- **PROBLEM DESCRIPTION**: An exact copy of all records is expected, minus the images.

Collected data
┌──
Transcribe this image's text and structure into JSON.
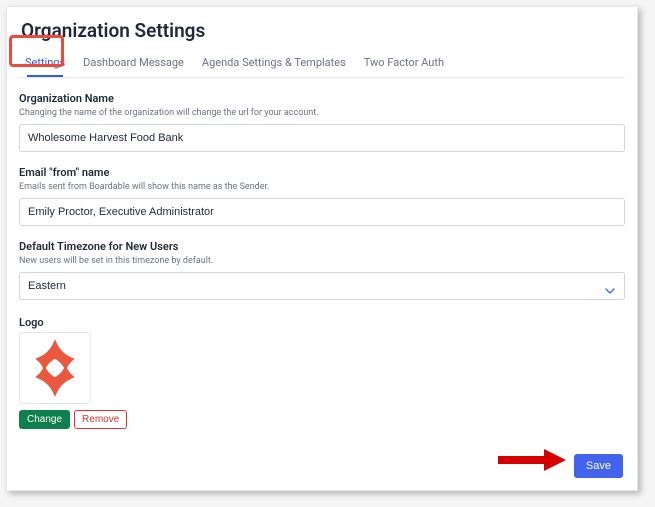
{
  "page_title": "Organization Settings",
  "tabs": {
    "settings": "Settings",
    "dashboard": "Dashboard Message",
    "agenda": "Agenda Settings & Templates",
    "twofa": "Two Factor Auth"
  },
  "org_name": {
    "label": "Organization Name",
    "hint": "Changing the name of the organization will change the url for your account.",
    "value": "Wholesome Harvest Food Bank"
  },
  "email_from": {
    "label": "Email \"from\" name",
    "hint": "Emails sent from Boardable will show this name as the Sender.",
    "value": "Emily Proctor, Executive Administrator"
  },
  "timezone": {
    "label": "Default Timezone for New Users",
    "hint": "New users will be set in this timezone by default.",
    "value": "Eastern"
  },
  "logo": {
    "label": "Logo",
    "change": "Change",
    "remove": "Remove"
  },
  "save_label": "Save",
  "colors": {
    "accent": "#4263eb",
    "danger": "#e03131",
    "success": "#0d804e",
    "highlight": "#e94b3c",
    "logo_fill": "#e9593f"
  }
}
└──
- **TASK SOLUTION**:
Transcribe this image's text and structure into JSON.
{
  "page_title": "Organization Settings",
  "tabs": {
    "settings": "Settings",
    "dashboard": "Dashboard Message",
    "agenda": "Agenda Settings & Templates",
    "twofa": "Two Factor Auth"
  },
  "org_name": {
    "label": "Organization Name",
    "hint": "Changing the name of the organization will change the url for your account.",
    "value": "Wholesome Harvest Food Bank"
  },
  "email_from": {
    "label": "Email \"from\" name",
    "hint": "Emails sent from Boardable will show this name as the Sender.",
    "value": "Emily Proctor, Executive Administrator"
  },
  "timezone": {
    "label": "Default Timezone for New Users",
    "hint": "New users will be set in this timezone by default.",
    "value": "Eastern"
  },
  "logo": {
    "label": "Logo",
    "change": "Change",
    "remove": "Remove"
  },
  "save_label": "Save",
  "colors": {
    "accent": "#4263eb",
    "danger": "#e03131",
    "success": "#0d804e",
    "highlight": "#e94b3c",
    "logo_fill": "#e9593f"
  }
}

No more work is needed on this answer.